#### Given records
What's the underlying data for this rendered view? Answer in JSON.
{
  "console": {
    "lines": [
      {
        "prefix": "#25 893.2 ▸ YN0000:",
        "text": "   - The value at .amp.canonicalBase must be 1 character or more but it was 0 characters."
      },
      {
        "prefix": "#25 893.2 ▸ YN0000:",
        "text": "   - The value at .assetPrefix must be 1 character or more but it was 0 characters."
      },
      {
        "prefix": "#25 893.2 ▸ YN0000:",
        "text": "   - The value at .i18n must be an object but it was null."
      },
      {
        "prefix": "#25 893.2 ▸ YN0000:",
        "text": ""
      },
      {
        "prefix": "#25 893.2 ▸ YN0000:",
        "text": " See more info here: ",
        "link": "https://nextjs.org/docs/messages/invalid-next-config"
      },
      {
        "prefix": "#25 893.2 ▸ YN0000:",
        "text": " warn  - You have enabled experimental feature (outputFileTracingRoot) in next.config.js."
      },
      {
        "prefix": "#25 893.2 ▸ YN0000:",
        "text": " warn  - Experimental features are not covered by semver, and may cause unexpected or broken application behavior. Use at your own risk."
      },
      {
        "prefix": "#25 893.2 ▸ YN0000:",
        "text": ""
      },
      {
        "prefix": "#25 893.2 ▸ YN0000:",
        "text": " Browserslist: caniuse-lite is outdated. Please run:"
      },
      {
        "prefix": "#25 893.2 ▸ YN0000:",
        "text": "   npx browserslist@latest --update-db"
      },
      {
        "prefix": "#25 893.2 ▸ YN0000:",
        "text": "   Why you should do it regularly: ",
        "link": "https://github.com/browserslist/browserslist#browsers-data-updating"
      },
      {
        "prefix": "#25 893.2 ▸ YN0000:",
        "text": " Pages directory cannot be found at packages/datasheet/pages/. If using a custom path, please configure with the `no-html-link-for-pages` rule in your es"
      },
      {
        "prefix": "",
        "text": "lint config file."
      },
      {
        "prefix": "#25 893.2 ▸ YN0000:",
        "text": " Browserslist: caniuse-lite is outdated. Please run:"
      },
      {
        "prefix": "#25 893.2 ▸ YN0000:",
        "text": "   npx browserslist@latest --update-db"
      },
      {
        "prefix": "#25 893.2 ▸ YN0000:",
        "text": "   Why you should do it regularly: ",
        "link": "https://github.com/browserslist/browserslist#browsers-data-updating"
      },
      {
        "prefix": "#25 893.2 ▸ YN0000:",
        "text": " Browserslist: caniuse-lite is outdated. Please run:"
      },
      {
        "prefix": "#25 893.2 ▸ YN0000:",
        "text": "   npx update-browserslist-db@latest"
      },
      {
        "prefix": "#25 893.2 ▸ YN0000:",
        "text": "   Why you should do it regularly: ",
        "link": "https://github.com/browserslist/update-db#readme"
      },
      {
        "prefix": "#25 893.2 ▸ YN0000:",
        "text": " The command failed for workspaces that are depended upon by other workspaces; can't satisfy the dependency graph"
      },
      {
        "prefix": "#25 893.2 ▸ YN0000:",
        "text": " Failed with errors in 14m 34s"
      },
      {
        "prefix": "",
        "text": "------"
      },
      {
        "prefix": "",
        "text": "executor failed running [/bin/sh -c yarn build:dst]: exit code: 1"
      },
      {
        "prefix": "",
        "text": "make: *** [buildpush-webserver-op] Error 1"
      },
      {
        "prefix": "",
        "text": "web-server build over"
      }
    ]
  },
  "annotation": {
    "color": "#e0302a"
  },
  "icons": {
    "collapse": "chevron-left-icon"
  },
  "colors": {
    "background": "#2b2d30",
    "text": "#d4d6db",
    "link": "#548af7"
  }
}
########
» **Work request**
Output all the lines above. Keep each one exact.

» **Response to this exercise**
What's the underlying data for this rendered view? Answer in JSON.
{
  "console": {
    "lines": [
      {
        "prefix": "#25 893.2 ▸ YN0000:",
        "text": "   - The value at .amp.canonicalBase must be 1 character or more but it was 0 characters."
      },
      {
        "prefix": "#25 893.2 ▸ YN0000:",
        "text": "   - The value at .assetPrefix must be 1 character or more but it was 0 characters."
      },
      {
        "prefix": "#25 893.2 ▸ YN0000:",
        "text": "   - The value at .i18n must be an object but it was null."
      },
      {
        "prefix": "#25 893.2 ▸ YN0000:",
        "text": ""
      },
      {
        "prefix": "#25 893.2 ▸ YN0000:",
        "text": " See more info here: ",
        "link": "https://nextjs.org/docs/messages/invalid-next-config"
      },
      {
        "prefix": "#25 893.2 ▸ YN0000:",
        "text": " warn  - You have enabled experimental feature (outputFileTracingRoot) in next.config.js."
      },
      {
        "prefix": "#25 893.2 ▸ YN0000:",
        "text": " warn  - Experimental features are not covered by semver, and may cause unexpected or broken application behavior. Use at your own risk."
      },
      {
        "prefix": "#25 893.2 ▸ YN0000:",
        "text": ""
      },
      {
        "prefix": "#25 893.2 ▸ YN0000:",
        "text": " Browserslist: caniuse-lite is outdated. Please run:"
      },
      {
        "prefix": "#25 893.2 ▸ YN0000:",
        "text": "   npx browserslist@latest --update-db"
      },
      {
        "prefix": "#25 893.2 ▸ YN0000:",
        "text": "   Why you should do it regularly: ",
        "link": "https://github.com/browserslist/browserslist#browsers-data-updating"
      },
      {
        "prefix": "#25 893.2 ▸ YN0000:",
        "text": " Pages directory cannot be found at packages/datasheet/pages/. If using a custom path, please configure with the `no-html-link-for-pages` rule in your es"
      },
      {
        "prefix": "",
        "text": "lint config file."
      },
      {
        "prefix": "#25 893.2 ▸ YN0000:",
        "text": " Browserslist: caniuse-lite is outdated. Please run:"
      },
      {
        "prefix": "#25 893.2 ▸ YN0000:",
        "text": "   npx browserslist@latest --update-db"
      },
      {
        "prefix": "#25 893.2 ▸ YN0000:",
        "text": "   Why you should do it regularly: ",
        "link": "https://github.com/browserslist/browserslist#browsers-data-updating"
      },
      {
        "prefix": "#25 893.2 ▸ YN0000:",
        "text": " Browserslist: caniuse-lite is outdated. Please run:"
      },
      {
        "prefix": "#25 893.2 ▸ YN0000:",
        "text": "   npx update-browserslist-db@latest"
      },
      {
        "prefix": "#25 893.2 ▸ YN0000:",
        "text": "   Why you should do it regularly: ",
        "link": "https://github.com/browserslist/update-db#readme"
      },
      {
        "prefix": "#25 893.2 ▸ YN0000:",
        "text": " The command failed for workspaces that are depended upon by other workspaces; can't satisfy the dependency graph"
      },
      {
        "prefix": "#25 893.2 ▸ YN0000:",
        "text": " Failed with errors in 14m 34s"
      },
      {
        "prefix": "",
        "text": "------"
      },
      {
        "prefix": "",
        "text": "executor failed running [/bin/sh -c yarn build:dst]: exit code: 1"
      },
      {
        "prefix": "",
        "text": "make: *** [buildpush-webserver-op] Error 1"
      },
      {
        "prefix": "",
        "text": "web-server build over"
      }
    ]
  },
  "annotation": {
    "color": "#e0302a"
  },
  "icons": {
    "collapse": "chevron-left-icon"
  },
  "colors": {
    "background": "#2b2d30",
    "text": "#d4d6db",
    "link": "#548af7"
  }
}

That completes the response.